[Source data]

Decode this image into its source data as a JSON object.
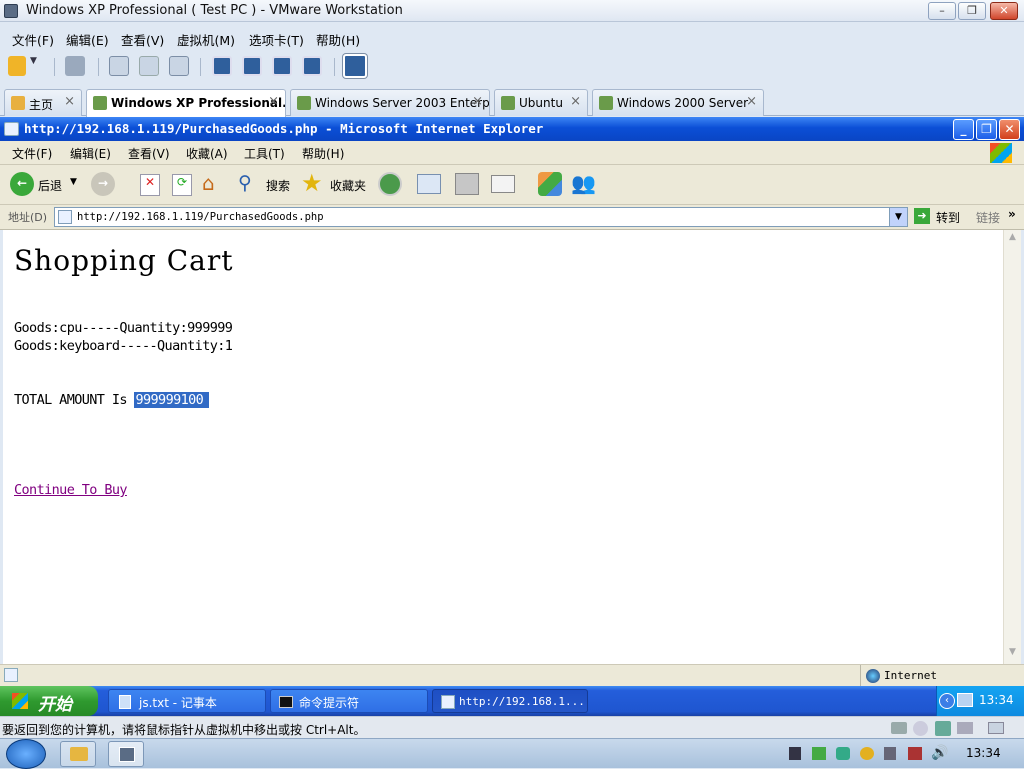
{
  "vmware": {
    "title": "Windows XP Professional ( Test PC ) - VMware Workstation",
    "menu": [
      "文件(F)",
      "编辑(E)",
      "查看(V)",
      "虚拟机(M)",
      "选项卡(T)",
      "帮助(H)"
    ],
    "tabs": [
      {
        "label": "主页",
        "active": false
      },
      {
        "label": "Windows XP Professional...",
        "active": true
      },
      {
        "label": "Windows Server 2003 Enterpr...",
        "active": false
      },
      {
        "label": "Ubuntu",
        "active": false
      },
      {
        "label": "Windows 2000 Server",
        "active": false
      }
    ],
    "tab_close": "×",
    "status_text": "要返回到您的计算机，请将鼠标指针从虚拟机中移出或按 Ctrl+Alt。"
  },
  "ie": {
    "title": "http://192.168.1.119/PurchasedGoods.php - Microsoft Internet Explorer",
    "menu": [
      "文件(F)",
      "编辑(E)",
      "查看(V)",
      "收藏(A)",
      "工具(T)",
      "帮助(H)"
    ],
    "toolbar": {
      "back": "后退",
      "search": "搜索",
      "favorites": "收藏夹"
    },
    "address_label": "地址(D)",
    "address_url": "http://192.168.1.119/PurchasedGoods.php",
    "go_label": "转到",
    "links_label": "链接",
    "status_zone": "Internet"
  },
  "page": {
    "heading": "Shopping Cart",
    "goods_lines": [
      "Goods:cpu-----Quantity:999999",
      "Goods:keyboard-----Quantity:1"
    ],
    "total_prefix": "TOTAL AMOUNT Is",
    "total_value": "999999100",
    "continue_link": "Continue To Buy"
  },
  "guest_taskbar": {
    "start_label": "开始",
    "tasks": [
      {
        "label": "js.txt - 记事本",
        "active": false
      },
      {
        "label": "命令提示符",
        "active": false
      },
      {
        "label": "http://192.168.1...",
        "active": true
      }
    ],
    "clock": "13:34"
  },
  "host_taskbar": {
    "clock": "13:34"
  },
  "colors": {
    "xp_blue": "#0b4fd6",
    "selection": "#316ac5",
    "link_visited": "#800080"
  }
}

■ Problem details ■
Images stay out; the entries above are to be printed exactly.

■ Response area ■
Decode this image into its source data as a JSON object.
{
  "vmware": {
    "title": "Windows XP Professional ( Test PC ) - VMware Workstation",
    "menu": [
      "文件(F)",
      "编辑(E)",
      "查看(V)",
      "虚拟机(M)",
      "选项卡(T)",
      "帮助(H)"
    ],
    "tabs": [
      {
        "label": "主页",
        "active": false
      },
      {
        "label": "Windows XP Professional...",
        "active": true
      },
      {
        "label": "Windows Server 2003 Enterpr...",
        "active": false
      },
      {
        "label": "Ubuntu",
        "active": false
      },
      {
        "label": "Windows 2000 Server",
        "active": false
      }
    ],
    "tab_close": "×",
    "status_text": "要返回到您的计算机，请将鼠标指针从虚拟机中移出或按 Ctrl+Alt。"
  },
  "ie": {
    "title": "http://192.168.1.119/PurchasedGoods.php - Microsoft Internet Explorer",
    "menu": [
      "文件(F)",
      "编辑(E)",
      "查看(V)",
      "收藏(A)",
      "工具(T)",
      "帮助(H)"
    ],
    "toolbar": {
      "back": "后退",
      "search": "搜索",
      "favorites": "收藏夹"
    },
    "address_label": "地址(D)",
    "address_url": "http://192.168.1.119/PurchasedGoods.php",
    "go_label": "转到",
    "links_label": "链接",
    "status_zone": "Internet"
  },
  "page": {
    "heading": "Shopping Cart",
    "goods_lines": [
      "Goods:cpu-----Quantity:999999",
      "Goods:keyboard-----Quantity:1"
    ],
    "total_prefix": "TOTAL AMOUNT Is",
    "total_value": "999999100",
    "continue_link": "Continue To Buy"
  },
  "guest_taskbar": {
    "start_label": "开始",
    "tasks": [
      {
        "label": "js.txt - 记事本",
        "active": false
      },
      {
        "label": "命令提示符",
        "active": false
      },
      {
        "label": "http://192.168.1...",
        "active": true
      }
    ],
    "clock": "13:34"
  },
  "host_taskbar": {
    "clock": "13:34"
  },
  "colors": {
    "xp_blue": "#0b4fd6",
    "selection": "#316ac5",
    "link_visited": "#800080"
  }
}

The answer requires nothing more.